As above, open source code is often re-used and repurposed but progressive developers still have a lot to gain from better collaboration. There are often multiple teams working on identical problems and ideas and whilst this has benefits in terms of developing strength and resilience through diversity it also leads to waste, mainly in terms of time. At least the waste ‘product’ of web development is only digital and so old technology and code doesn’t littler the streets or pollute the environment as much as physical products can, especially if archives are stored on renewably powered servers.
7. Design from patterns to details
Genuine online collaboration has been slow to evolve, with the best examples being Linux (the open source operating system), Firefox, the open source web browser and Wikipedia, the open source encyclopaedia. It is only recently, with the rise of monolithic capitalist gardens such as Google and Facebook and Amazon that the hive mind of the internet is recognising the need to step back and redesign its systems according to new patterns. The push for “Net neutrality” and Tim Berners-Lee’s Solid project are examples of this in action as is the Holo project, a very exciting and truly peer to peer “community of passionate humans building a distributed cloud, owned and run by users like you and me.”
8. Integrate rather than segregate
The move from centralised to decentralised, to distributed and federated technology is a a key element of open source and collaborative technology design. The entire Peer to Peer philosophy is based on the recognition that the connections and relationships between nodes (people or computers) in a network is what gives it strength and value. Collaborative technologists still have a lot to gain from developing deeper and wider integrations, like we see in nature, and which permaculturists know so well.
9. Use small and slow solutions
Designing a computer system to be slow is not something you will normally (ever?) hear a programmer talk about but they often talk about small, in many guises. Small packages (of code), small apps, “minified” (meaning compressed) code and even small computers, like the Raspberry Pi are key features of collaborative technology which all aim for increased efficiency.

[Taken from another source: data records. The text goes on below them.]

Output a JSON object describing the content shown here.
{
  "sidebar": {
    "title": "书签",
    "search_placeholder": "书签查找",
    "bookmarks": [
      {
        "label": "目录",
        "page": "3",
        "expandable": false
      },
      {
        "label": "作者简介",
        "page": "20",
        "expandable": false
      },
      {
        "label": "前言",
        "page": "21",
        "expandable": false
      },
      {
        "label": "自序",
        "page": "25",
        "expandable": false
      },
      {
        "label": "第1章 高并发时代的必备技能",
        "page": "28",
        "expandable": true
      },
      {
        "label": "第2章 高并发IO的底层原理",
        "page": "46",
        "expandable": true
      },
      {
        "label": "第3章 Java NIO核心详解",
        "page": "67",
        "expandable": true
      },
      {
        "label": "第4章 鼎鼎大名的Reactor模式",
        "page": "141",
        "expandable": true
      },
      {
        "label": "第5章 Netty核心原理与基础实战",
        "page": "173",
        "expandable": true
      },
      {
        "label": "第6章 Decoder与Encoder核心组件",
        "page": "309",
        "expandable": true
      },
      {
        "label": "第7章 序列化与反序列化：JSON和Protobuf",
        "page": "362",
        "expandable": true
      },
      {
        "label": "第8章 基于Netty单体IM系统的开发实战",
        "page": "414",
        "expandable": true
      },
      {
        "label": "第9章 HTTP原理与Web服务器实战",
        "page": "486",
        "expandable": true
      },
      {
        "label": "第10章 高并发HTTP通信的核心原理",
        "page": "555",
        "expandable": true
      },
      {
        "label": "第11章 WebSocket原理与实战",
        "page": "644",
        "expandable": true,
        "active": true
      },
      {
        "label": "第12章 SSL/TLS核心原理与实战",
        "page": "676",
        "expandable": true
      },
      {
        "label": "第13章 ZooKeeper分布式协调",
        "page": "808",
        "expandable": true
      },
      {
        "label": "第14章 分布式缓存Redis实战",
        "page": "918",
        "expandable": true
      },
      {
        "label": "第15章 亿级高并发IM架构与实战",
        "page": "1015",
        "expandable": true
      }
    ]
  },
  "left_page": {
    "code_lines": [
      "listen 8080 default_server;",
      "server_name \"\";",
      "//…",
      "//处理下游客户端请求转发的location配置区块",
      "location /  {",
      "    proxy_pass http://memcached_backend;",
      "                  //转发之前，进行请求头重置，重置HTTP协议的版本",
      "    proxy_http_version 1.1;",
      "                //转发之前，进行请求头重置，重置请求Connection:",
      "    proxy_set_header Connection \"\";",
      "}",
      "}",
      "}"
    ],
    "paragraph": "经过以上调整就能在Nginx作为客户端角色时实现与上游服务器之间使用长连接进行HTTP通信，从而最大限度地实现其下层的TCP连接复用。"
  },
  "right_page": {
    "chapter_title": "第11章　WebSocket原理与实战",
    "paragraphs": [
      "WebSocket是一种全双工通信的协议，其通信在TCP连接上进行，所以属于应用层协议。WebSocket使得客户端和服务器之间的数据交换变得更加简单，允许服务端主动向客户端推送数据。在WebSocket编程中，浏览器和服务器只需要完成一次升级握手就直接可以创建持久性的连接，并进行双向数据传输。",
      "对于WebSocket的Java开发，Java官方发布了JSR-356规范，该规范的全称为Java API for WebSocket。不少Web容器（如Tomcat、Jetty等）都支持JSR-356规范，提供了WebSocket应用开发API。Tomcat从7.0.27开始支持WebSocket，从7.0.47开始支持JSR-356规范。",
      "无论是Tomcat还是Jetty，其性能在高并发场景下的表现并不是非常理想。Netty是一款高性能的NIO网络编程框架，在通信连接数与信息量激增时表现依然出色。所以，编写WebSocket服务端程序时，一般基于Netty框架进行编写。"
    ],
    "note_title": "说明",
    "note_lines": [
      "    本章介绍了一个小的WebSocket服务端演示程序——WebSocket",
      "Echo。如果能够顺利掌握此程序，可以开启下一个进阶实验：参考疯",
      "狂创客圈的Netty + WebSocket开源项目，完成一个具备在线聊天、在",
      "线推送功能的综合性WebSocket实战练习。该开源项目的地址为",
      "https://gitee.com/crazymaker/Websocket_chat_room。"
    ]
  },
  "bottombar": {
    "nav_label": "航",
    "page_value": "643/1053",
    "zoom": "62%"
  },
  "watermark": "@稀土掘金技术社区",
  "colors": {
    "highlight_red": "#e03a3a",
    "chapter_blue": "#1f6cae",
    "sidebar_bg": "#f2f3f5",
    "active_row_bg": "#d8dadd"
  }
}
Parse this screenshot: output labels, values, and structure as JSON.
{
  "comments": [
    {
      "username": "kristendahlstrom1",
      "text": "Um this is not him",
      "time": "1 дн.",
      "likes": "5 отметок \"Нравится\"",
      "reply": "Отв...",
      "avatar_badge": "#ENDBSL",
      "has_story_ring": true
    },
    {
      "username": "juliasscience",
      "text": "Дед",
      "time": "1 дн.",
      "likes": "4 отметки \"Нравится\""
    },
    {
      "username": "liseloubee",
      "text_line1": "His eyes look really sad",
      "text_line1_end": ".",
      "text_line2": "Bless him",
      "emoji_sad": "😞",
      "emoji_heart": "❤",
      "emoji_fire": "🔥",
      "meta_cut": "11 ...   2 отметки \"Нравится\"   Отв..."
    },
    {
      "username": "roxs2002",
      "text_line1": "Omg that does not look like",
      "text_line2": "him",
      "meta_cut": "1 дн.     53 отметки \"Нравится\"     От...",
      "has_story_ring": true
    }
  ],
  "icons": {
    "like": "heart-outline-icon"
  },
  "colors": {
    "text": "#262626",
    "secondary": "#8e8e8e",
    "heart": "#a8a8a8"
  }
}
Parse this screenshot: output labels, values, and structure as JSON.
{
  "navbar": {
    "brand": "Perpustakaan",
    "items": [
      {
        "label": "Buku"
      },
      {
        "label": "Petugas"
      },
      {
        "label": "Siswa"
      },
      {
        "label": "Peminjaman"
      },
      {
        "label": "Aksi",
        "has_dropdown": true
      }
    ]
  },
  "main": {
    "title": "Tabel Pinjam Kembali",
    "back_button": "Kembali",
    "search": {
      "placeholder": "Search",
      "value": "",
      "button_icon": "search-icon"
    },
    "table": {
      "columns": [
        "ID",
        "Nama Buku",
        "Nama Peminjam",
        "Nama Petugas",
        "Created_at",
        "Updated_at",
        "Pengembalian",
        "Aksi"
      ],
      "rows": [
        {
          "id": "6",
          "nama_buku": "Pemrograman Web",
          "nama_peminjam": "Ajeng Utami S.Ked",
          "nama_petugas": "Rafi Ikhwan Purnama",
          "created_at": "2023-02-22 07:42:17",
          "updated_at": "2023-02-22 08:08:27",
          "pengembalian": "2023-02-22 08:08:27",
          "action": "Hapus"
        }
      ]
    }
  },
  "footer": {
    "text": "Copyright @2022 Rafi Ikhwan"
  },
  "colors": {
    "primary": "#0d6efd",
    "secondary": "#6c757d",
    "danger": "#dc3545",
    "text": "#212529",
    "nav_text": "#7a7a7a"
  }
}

10. Use and value diversity
Diversity is intrinsic to open source and collaborative technology. The plurality and adaptability of open source solutions ensures a highly diverse ecosystem. Users are free to adapt open source code to their needs and the open nature of most open source projects values contributions from anyone, irrespective of race, gender, age or any other factor. It is true that the majority of contributors to open source projects are normally young, white and male but the reasons for that seem more to do with societal inequalities and stereotypes rather than any specific prejudices or practices.
11. Use edges and value the marginal
The explanation of this principle places most value on “the interface between things…” and this is a central component of web design. Web services have now realised the necessity of providing intuitive user interfaces, to allow users to navigate complex data and to investigate deeper informational relationships but, more interestingly the latest developments in linked open data enable users to interface with more specific, more granular and more timely data to provide increase value. The Internet Of Things will facilitate a massive increase in the number and type of products which can interact over the internet. Whilst it is not the norm, drawing diverse information from the edges and valuing the marginal is something the open internet can really facilitate.
12. Creatively use and response to change
Most open source, collaborative projects use some kind of agile development, which advocates adaptive planning, evolutionary development, early delivery, and continuous improvement, and encourages rapid and flexible response to change. Permaculture and open source see eye to eye on this principle which bodes very well for a growing, symbiotic relationship in our rapidly evolving world.